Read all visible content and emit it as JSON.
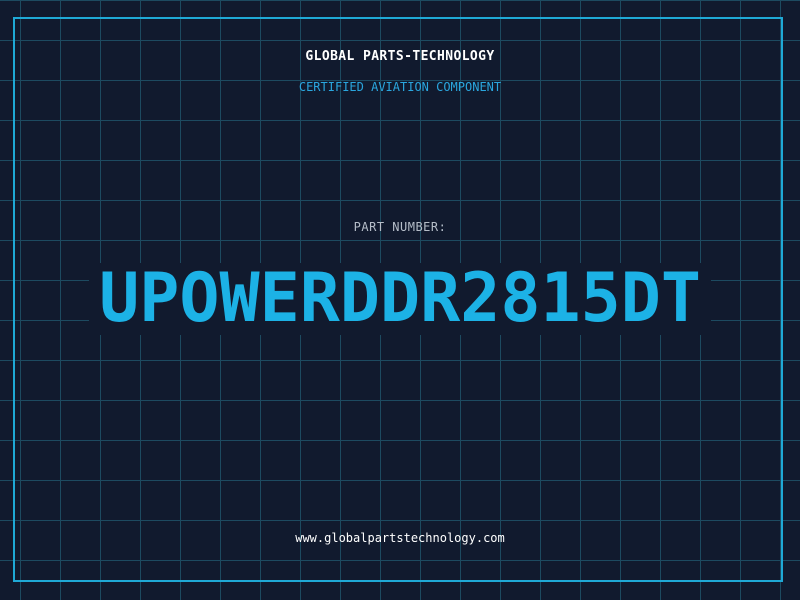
{
  "header": {
    "company": "GLOBAL PARTS-TECHNOLOGY",
    "subtitle": "CERTIFIED AVIATION COMPONENT"
  },
  "part": {
    "label": "PART NUMBER:",
    "number": "UPOWERDDR2815DT"
  },
  "footer": {
    "website": "www.globalpartstechnology.com"
  },
  "colors": {
    "background": "#111a2e",
    "grid": "#1d4a60",
    "accent": "#1fa9d6",
    "part_number": "#1cb2e6",
    "white": "#ffffff"
  }
}
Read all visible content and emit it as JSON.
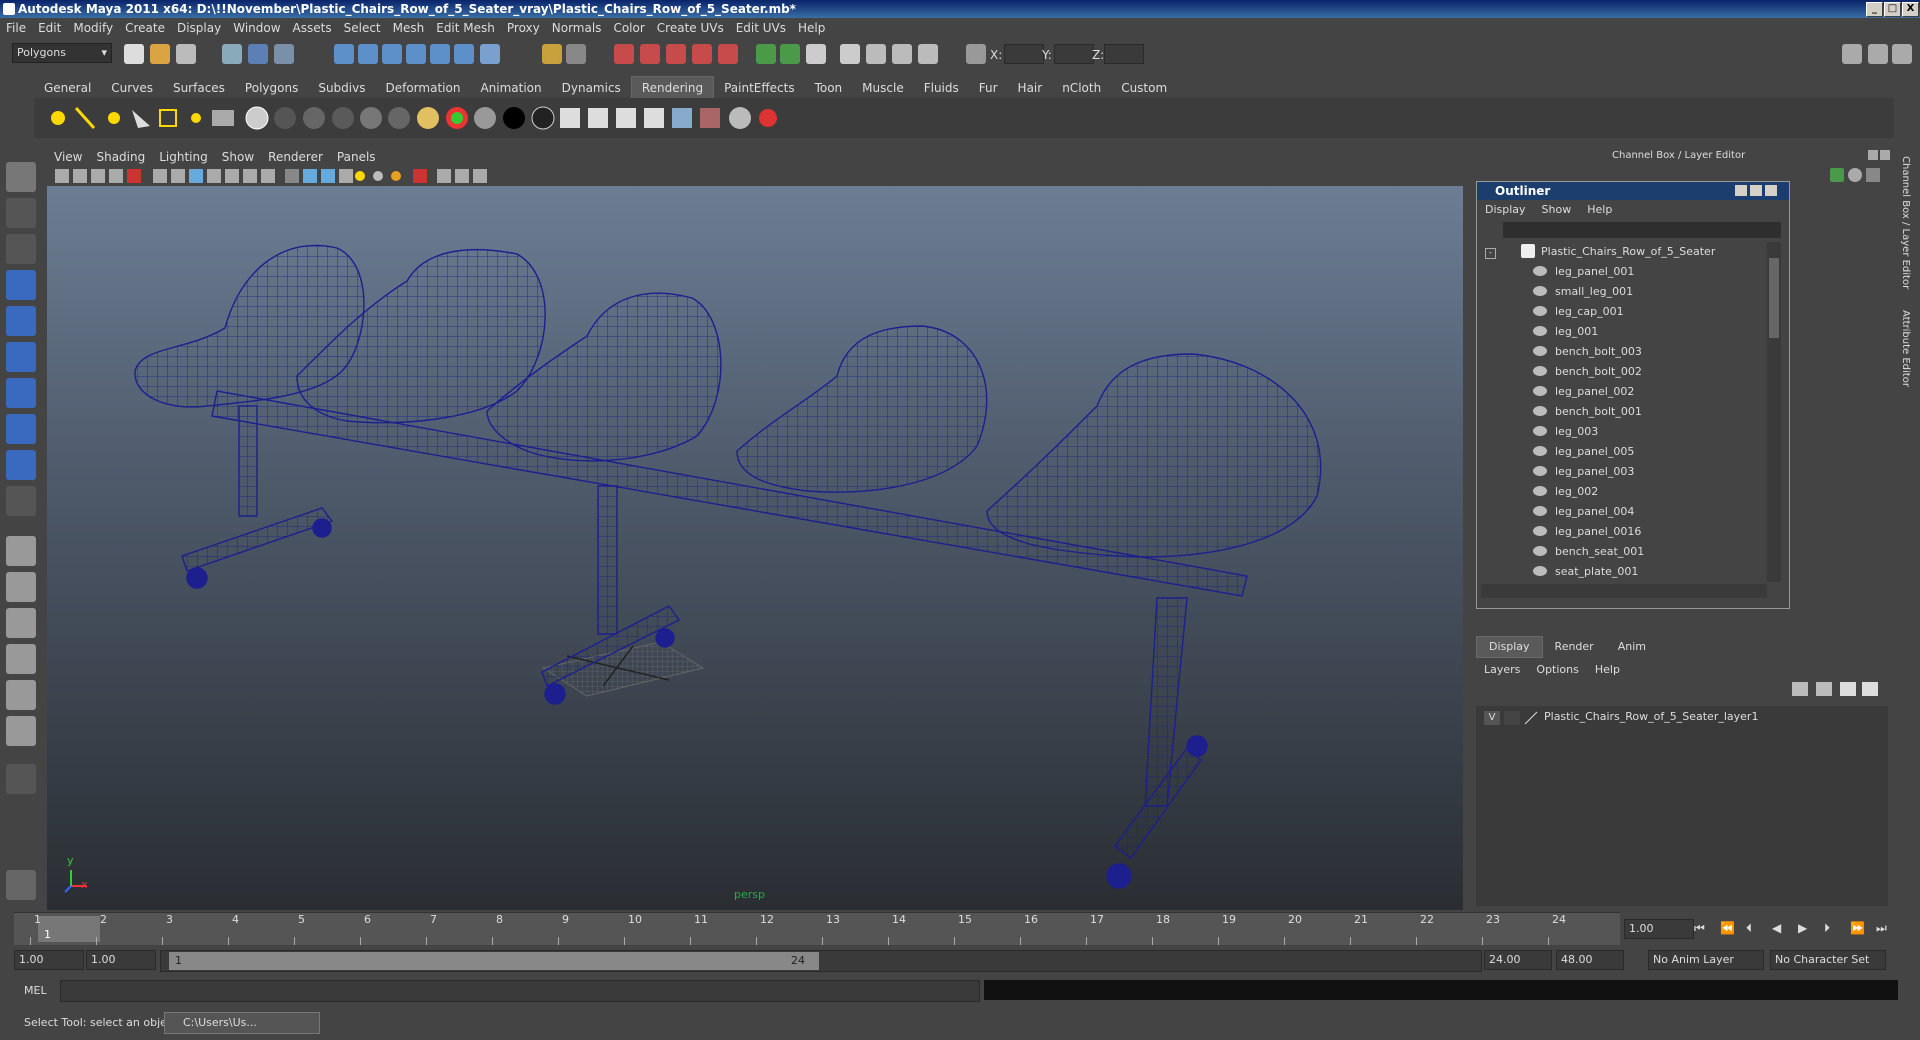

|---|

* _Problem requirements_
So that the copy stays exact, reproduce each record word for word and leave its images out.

* _Task result_
Read all visible content and emit it as JSON.
{
  "header": {
    "company": "GLOBAL PARTS-TECHNOLOGY",
    "subtitle": "CERTIFIED AVIATION COMPONENT"
  },
  "part": {
    "label": "PART NUMBER:",
    "number": "UPOWERDDR2815DT"
  },
  "footer": {
    "website": "www.globalpartstechnology.com"
  },
  "colors": {
    "background": "#111a2e",
    "grid": "#1d4a60",
    "accent": "#1fa9d6",
    "part_number": "#1cb2e6",
    "white": "#ffffff"
  }
}
Read all visible content and emit it as JSON.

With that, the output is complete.